Pre-game speeches are an area of great difference between these coaching giants. Pearson isn’t reluctant to share the pre-game talk with her assistant or alumni, which she has done before Homecoming games, and has even shown motivational speeches. Regardless of how or who delivers the pep talk, Pearson is deliberate in helping the players enter the game with clear minds and full hearts. “I don’t like to overload them with tactically information because we should have taken care of that in practice. My main objective is to make sure the players are focused and have let go of everything that has happened during the day.”

Stevens was quick to share her thoughts that pep talks are great for movies and rarely have a lasting effect on a team’s performance. “My comments to the team are made after considerable thought.  We discuss performance goals before each game and review tactics in detail.  Each player needs to have a clear vision of how we want the game to go for us that day. Together we also need a collective vision such as overcoming adversity, celebrating your greatness, or playing for a teammate. Players want to play for more than just winning; they want a narrative that captures their imagination and sparks their soul.”

Landes’ style is more relaxed. “I basically talk off the cuff although I do write some thoughts at times” For the championship game, “(My assistant coach and) I were confident and knew we did everything we could to prepare the team for the game.”

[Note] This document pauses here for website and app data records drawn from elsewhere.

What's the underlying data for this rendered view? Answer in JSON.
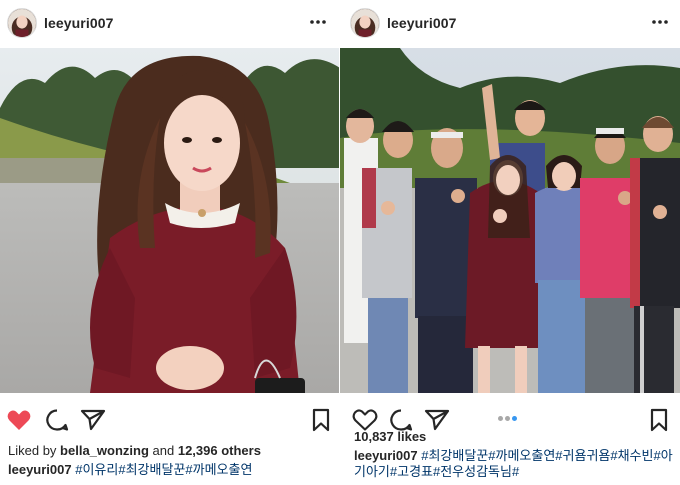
{
  "posts": [
    {
      "username": "leeyuri007",
      "liked": true,
      "likes_prefix": "Liked by",
      "liked_by": "bella_wonzing",
      "likes_and": "and",
      "likes_others": "12,396 others",
      "caption_user": "leeyuri007",
      "caption_tags": "#이유리#최강배달꾼#까메오출연"
    },
    {
      "username": "leeyuri007",
      "liked": false,
      "likes_count": "10,837 likes",
      "carousel": {
        "count": 3,
        "active_index": 2
      },
      "caption_user": "leeyuri007",
      "caption_tags": "#최강배달꾼#까메오출연#귀욤귀욤#채수빈#아기아기#고경표#전우성감독님#"
    }
  ],
  "icons": {
    "more": "more-dots-icon",
    "like": "heart-icon",
    "comment": "comment-icon",
    "share": "paper-plane-icon",
    "save": "bookmark-icon"
  },
  "colors": {
    "liked_heart": "#ed4956",
    "hashtag": "#003569",
    "text": "#262626",
    "carousel_active": "#3897f0",
    "carousel_inactive": "#a8a8a8"
  }
}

On game day of the Finals, the three coaches and teams were busy preparing their own way.  While Bowdoin’s team was blaring St. Elmo’s Fire in the locker room, Pearson was getting fired up herself. “It definitely starts with a strong cup of coffee,” Pearson said with a smile. After reviewing game tape one last time and reviewing notes, she joined the team for a pre-game meal and headed into the locker room 70 minutes before game time, just like every other game, for a pre-game talk before the team headed to the field for a 35-40 minute warm-up.

Landes and her assistant coach took a walk along Virginia Beach before boarding the bus that the team parents had decorated; they formed an arch for players to walk through and cheered loudly. Landes followed the team into the locker room, reviewed the game strategies, and “I told them told them how proud I was of them and that all we had to do was to continue to play together as a team.”

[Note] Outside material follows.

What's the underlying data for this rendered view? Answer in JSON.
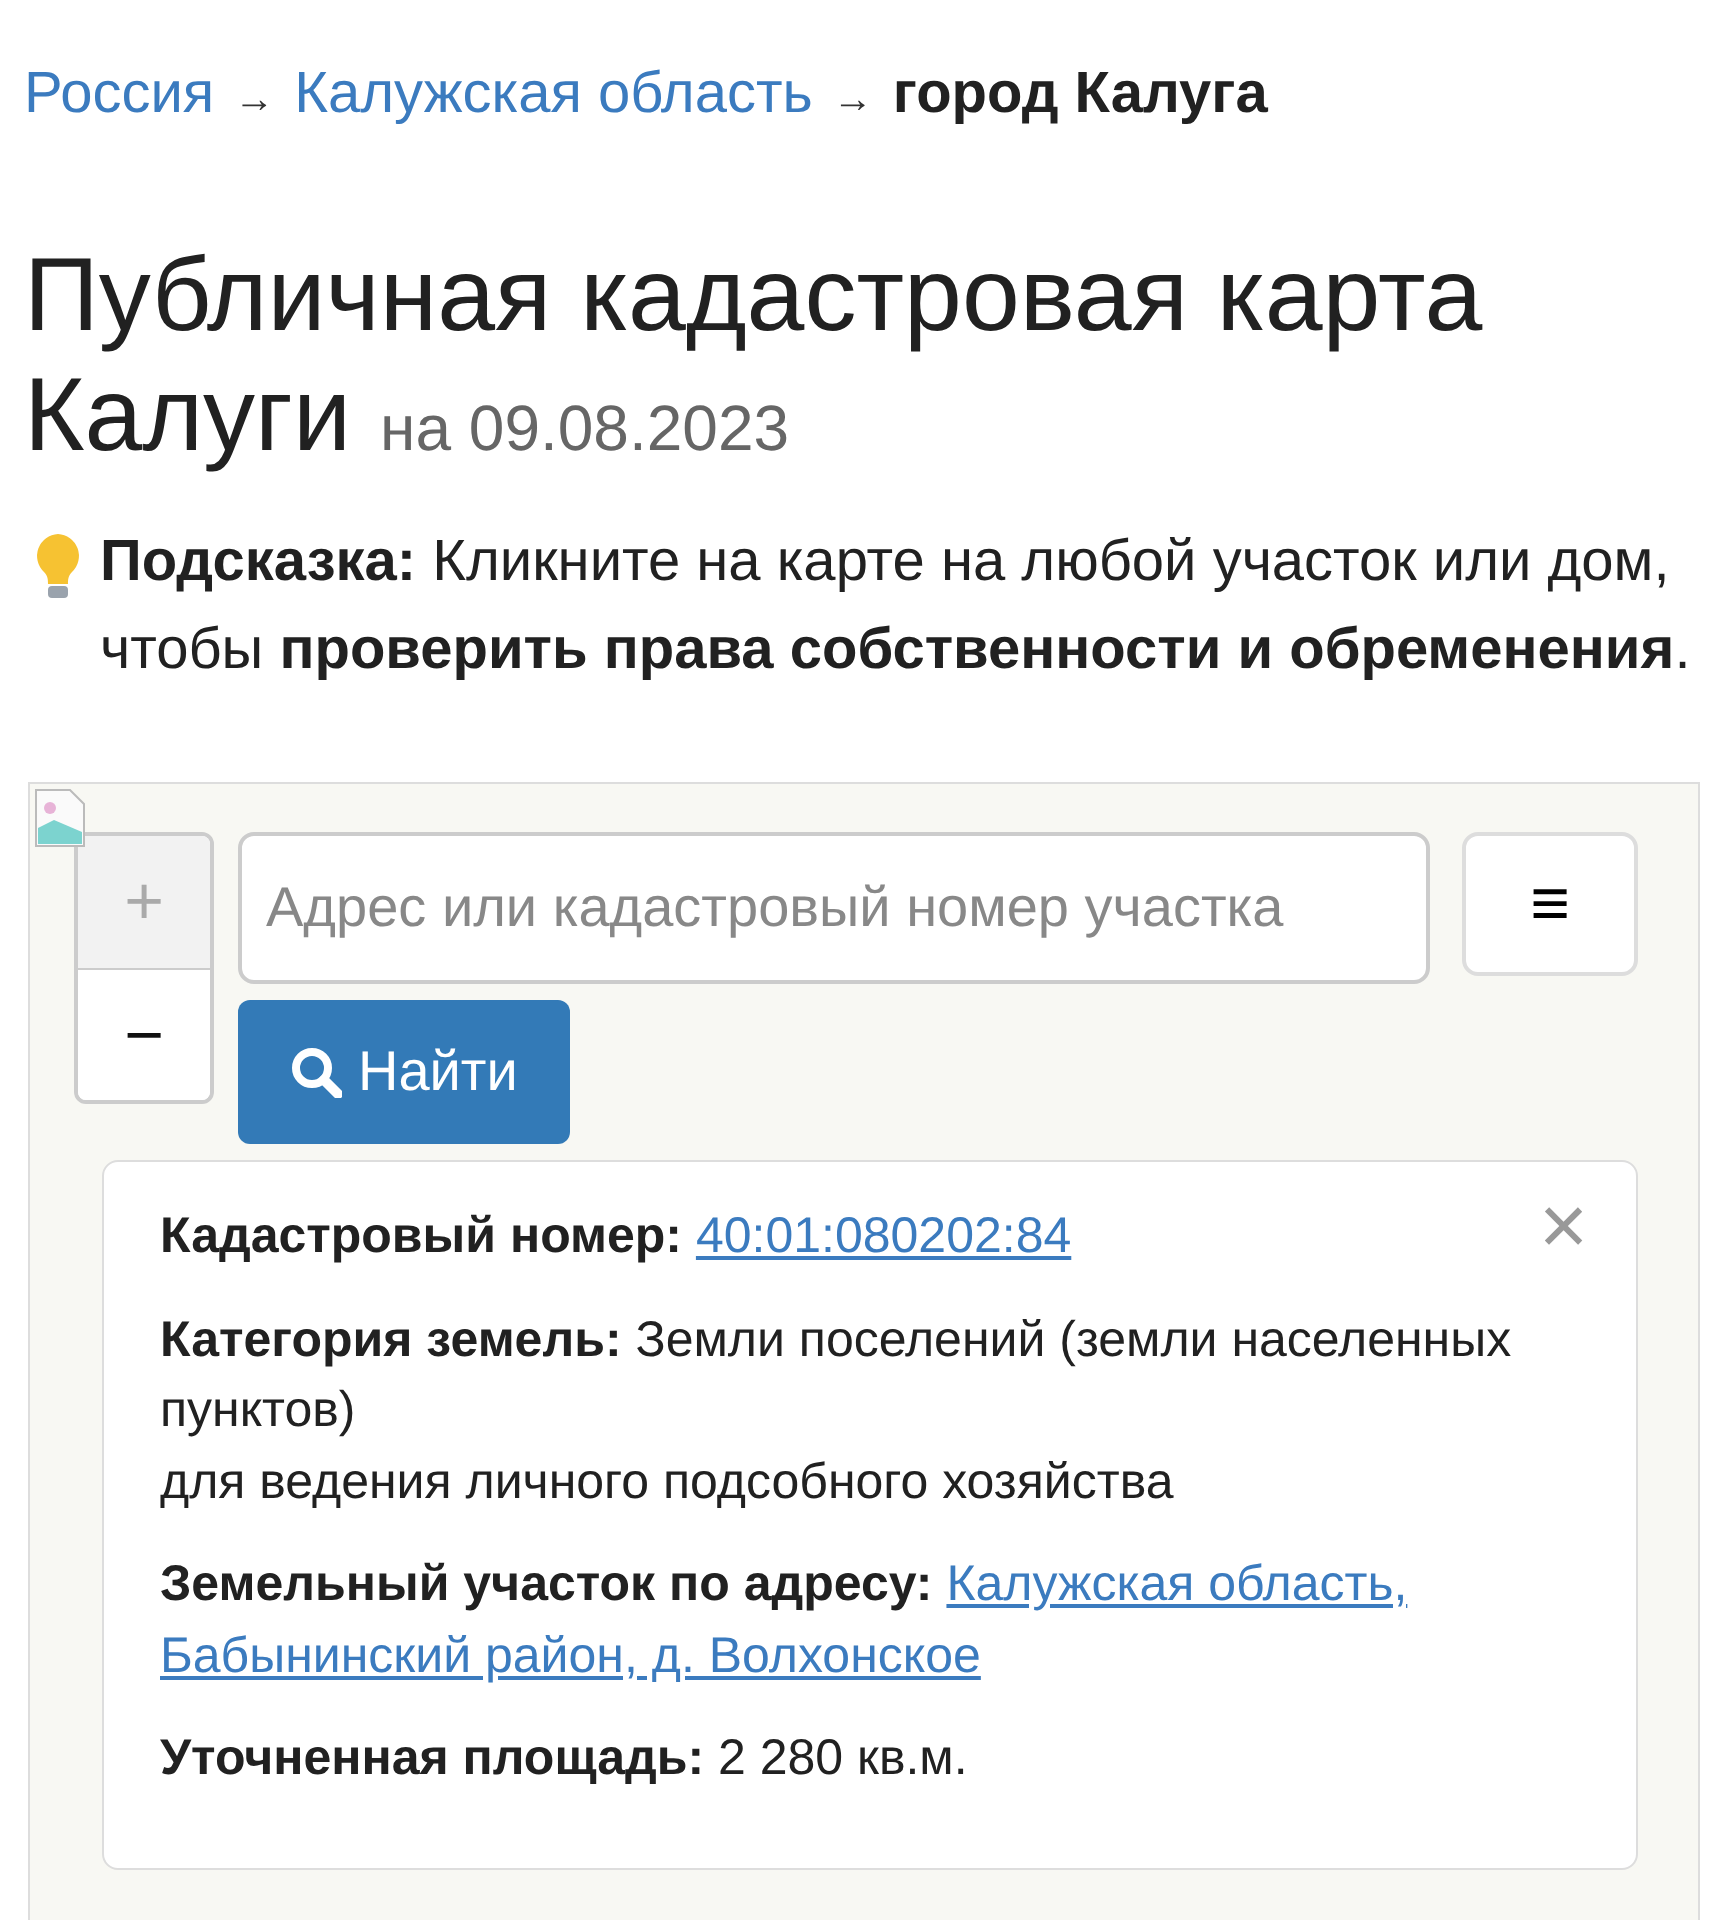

Stevens’ game-day prep, as always, began with physical activity to free her mind, followed by a methodical practice. “I spend as much time as possible visualizing how I want the game to proceed.  Of course, it seldom plays out that way!  More importantly, I run all the offensive corner scenarios in my mind, playing out our corner options against the anticipated defensive schemes of the opponent.  This may actually take me several days, but I run it one more time on game day.  I need to see each outcome clearly, before I will commit to putting it in the game plan.  I will then script the first six attack corners for the game.  The key is to then stick with those scripted corners for as long as possible during the game, because those decisions were made outside of the pressures of the game. During our run to the 2013 National Championship, we scored on a corner in overtime to win at the NCAA Regional and all three goals at the Final Four were from attack corners.”While Stevens is preparing, the UConn Huskies had their music cranked so loudly in the locker room, it could be heard throughout the building. About 90 minutes before game time, the team met to review a printed game plan before heading to the field for warm-up an hour before the game. “This is a very special time for the team.  They are preparing to go into battle with the people they care most about at their side. It is a bond that is difficult to find outside of athletics.  There is a nervous excitement of shared anticipation for the day ahead.  Game Day is the best day of the year.”

Nancy Stevens, Bertie Landes and Nicky Pearson – as different as their styles may be – all set the tone, inspired their players, and prepared their teams for greatness and the National Title. They, too, are true champions. We are in awe, are star stuck, and we applaud them.

Kathleen Harte Simone is a freelance writer, founder and editor of philafieldhockey.com
 
     
   Nicky Pearson, Bowdoin College Head Coach